**Task description:**
In the data below, count how many lines contain "JSON" and give that number by itself.

Component data from apps and pages

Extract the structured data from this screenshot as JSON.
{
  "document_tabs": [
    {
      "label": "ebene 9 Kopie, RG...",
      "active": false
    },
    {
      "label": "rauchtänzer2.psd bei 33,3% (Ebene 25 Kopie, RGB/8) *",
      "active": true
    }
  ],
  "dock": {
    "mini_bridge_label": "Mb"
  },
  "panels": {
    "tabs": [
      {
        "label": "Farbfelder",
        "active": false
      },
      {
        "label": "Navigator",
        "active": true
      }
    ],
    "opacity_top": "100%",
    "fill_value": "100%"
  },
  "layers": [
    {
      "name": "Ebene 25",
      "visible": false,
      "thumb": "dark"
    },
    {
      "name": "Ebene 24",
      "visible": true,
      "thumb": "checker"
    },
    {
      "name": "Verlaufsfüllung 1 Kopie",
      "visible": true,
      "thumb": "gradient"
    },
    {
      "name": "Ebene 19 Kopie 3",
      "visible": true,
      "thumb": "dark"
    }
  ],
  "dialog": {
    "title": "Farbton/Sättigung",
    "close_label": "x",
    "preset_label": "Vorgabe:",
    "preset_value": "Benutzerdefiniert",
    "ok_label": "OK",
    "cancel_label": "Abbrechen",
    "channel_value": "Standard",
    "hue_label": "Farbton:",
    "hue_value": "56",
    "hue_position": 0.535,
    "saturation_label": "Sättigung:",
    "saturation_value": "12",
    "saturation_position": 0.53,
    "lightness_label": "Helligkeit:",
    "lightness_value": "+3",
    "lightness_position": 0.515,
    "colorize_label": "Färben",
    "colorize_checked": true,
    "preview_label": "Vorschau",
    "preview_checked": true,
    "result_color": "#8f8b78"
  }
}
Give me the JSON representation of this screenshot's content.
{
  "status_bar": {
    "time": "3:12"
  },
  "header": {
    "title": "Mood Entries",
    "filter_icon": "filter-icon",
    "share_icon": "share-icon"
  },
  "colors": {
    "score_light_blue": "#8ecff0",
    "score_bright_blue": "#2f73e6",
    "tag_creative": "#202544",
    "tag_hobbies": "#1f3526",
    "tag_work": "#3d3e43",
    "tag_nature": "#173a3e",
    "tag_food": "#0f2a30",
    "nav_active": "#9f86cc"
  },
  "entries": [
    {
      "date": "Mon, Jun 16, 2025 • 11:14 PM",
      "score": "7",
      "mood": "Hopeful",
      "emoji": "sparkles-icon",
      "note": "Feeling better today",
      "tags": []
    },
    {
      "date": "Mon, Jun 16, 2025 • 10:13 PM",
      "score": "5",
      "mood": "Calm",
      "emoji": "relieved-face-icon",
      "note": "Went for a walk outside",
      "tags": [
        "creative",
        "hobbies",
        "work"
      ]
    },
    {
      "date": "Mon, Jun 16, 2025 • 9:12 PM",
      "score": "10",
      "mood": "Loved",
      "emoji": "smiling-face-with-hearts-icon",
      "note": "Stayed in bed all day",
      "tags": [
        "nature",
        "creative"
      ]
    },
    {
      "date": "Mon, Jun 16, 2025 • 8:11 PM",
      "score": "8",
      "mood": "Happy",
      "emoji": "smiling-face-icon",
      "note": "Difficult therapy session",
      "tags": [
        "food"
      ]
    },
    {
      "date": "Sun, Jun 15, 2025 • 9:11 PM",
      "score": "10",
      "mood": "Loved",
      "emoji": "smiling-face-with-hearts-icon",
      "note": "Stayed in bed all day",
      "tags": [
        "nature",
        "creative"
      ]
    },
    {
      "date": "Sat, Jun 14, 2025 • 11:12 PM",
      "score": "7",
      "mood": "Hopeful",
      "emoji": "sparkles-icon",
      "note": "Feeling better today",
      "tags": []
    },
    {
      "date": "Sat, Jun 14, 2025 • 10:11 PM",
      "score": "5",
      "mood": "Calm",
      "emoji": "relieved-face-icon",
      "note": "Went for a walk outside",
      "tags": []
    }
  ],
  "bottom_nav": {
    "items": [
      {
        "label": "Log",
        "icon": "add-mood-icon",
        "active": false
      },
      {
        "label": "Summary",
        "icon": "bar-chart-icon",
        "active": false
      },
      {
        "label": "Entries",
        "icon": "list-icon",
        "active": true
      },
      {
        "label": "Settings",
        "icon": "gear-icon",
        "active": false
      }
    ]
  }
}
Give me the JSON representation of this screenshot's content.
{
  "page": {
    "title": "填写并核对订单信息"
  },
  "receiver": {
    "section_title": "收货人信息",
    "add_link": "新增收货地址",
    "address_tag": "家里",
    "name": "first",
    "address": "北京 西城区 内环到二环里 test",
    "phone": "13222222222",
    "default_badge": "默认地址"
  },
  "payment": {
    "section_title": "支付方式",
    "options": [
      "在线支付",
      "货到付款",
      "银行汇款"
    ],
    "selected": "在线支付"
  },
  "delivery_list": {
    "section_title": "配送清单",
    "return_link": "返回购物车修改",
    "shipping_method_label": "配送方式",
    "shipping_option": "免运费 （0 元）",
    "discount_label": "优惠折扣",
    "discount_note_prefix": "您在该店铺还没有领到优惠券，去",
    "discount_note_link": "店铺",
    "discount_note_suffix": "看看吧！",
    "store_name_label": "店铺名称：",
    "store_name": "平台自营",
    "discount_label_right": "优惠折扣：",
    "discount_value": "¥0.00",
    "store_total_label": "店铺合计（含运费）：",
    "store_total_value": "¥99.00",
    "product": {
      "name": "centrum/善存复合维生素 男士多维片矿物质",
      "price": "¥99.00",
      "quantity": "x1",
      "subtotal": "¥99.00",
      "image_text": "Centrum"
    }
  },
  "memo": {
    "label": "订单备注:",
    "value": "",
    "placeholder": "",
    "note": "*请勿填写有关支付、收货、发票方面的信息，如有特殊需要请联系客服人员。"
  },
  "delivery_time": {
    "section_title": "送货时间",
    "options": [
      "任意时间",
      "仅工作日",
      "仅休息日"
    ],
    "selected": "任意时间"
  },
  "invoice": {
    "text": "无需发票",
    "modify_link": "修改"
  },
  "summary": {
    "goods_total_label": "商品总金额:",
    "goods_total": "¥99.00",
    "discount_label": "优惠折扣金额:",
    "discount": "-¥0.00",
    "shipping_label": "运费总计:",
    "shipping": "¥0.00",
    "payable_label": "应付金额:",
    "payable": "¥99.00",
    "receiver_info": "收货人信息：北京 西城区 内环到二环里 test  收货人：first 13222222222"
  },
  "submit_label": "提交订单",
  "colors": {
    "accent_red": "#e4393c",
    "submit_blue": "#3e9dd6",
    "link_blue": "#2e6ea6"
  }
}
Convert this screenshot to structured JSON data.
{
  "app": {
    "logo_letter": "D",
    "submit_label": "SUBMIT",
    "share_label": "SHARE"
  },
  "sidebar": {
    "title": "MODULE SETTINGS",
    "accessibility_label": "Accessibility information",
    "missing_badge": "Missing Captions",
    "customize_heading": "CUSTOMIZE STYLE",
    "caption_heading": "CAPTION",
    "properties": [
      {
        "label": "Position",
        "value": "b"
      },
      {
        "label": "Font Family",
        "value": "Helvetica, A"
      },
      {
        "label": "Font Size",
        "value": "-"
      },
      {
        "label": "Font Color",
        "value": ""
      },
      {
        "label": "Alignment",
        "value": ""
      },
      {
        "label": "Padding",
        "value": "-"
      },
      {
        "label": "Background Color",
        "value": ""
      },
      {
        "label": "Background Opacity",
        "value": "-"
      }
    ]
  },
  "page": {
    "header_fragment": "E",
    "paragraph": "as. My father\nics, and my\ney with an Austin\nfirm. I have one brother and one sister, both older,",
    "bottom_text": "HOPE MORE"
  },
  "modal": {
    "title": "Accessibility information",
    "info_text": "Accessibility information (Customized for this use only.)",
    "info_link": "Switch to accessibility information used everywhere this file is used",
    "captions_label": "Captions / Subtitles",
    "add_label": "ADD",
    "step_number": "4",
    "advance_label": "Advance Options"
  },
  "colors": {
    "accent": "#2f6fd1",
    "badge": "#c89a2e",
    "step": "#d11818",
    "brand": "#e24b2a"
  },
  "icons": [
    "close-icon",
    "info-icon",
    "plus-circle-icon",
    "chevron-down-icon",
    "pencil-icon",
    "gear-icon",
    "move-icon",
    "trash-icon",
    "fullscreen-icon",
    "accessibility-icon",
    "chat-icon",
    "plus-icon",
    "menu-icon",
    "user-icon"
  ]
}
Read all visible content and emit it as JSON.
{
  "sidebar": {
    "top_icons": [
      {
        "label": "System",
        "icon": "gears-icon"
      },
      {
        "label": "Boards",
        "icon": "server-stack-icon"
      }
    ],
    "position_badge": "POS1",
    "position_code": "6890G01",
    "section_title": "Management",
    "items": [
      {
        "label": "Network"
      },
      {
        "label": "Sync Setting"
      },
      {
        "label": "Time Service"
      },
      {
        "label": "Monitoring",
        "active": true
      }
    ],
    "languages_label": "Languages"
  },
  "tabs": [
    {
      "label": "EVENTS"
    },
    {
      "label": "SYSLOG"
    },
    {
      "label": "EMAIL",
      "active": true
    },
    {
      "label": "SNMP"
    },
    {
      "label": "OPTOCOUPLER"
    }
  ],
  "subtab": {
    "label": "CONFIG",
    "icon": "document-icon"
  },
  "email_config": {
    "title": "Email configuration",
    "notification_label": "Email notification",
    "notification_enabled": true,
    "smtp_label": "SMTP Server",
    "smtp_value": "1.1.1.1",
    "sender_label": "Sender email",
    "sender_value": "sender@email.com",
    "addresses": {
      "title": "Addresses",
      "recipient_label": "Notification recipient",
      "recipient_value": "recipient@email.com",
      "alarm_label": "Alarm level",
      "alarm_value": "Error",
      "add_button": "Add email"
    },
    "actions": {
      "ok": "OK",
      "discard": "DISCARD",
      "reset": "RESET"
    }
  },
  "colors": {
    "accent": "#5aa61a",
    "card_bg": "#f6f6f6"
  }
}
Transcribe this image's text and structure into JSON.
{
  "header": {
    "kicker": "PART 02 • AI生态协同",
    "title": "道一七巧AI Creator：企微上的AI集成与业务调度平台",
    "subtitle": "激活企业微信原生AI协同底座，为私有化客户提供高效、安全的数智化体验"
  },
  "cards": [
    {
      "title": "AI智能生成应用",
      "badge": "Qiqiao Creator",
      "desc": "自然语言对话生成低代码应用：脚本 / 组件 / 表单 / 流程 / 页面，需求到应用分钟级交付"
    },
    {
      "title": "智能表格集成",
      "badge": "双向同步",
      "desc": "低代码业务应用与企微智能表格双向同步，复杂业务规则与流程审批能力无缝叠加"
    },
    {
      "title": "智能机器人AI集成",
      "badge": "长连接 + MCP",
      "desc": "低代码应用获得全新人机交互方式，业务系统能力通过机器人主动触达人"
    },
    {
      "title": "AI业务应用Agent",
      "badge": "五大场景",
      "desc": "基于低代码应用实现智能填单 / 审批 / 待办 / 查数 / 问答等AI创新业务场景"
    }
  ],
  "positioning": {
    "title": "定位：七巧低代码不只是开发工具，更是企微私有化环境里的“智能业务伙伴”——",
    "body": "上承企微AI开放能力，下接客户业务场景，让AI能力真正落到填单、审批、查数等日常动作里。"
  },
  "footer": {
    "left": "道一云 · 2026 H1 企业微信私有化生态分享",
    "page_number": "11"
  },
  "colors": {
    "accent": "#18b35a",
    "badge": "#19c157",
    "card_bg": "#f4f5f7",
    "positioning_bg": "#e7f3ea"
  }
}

**Response box:**
6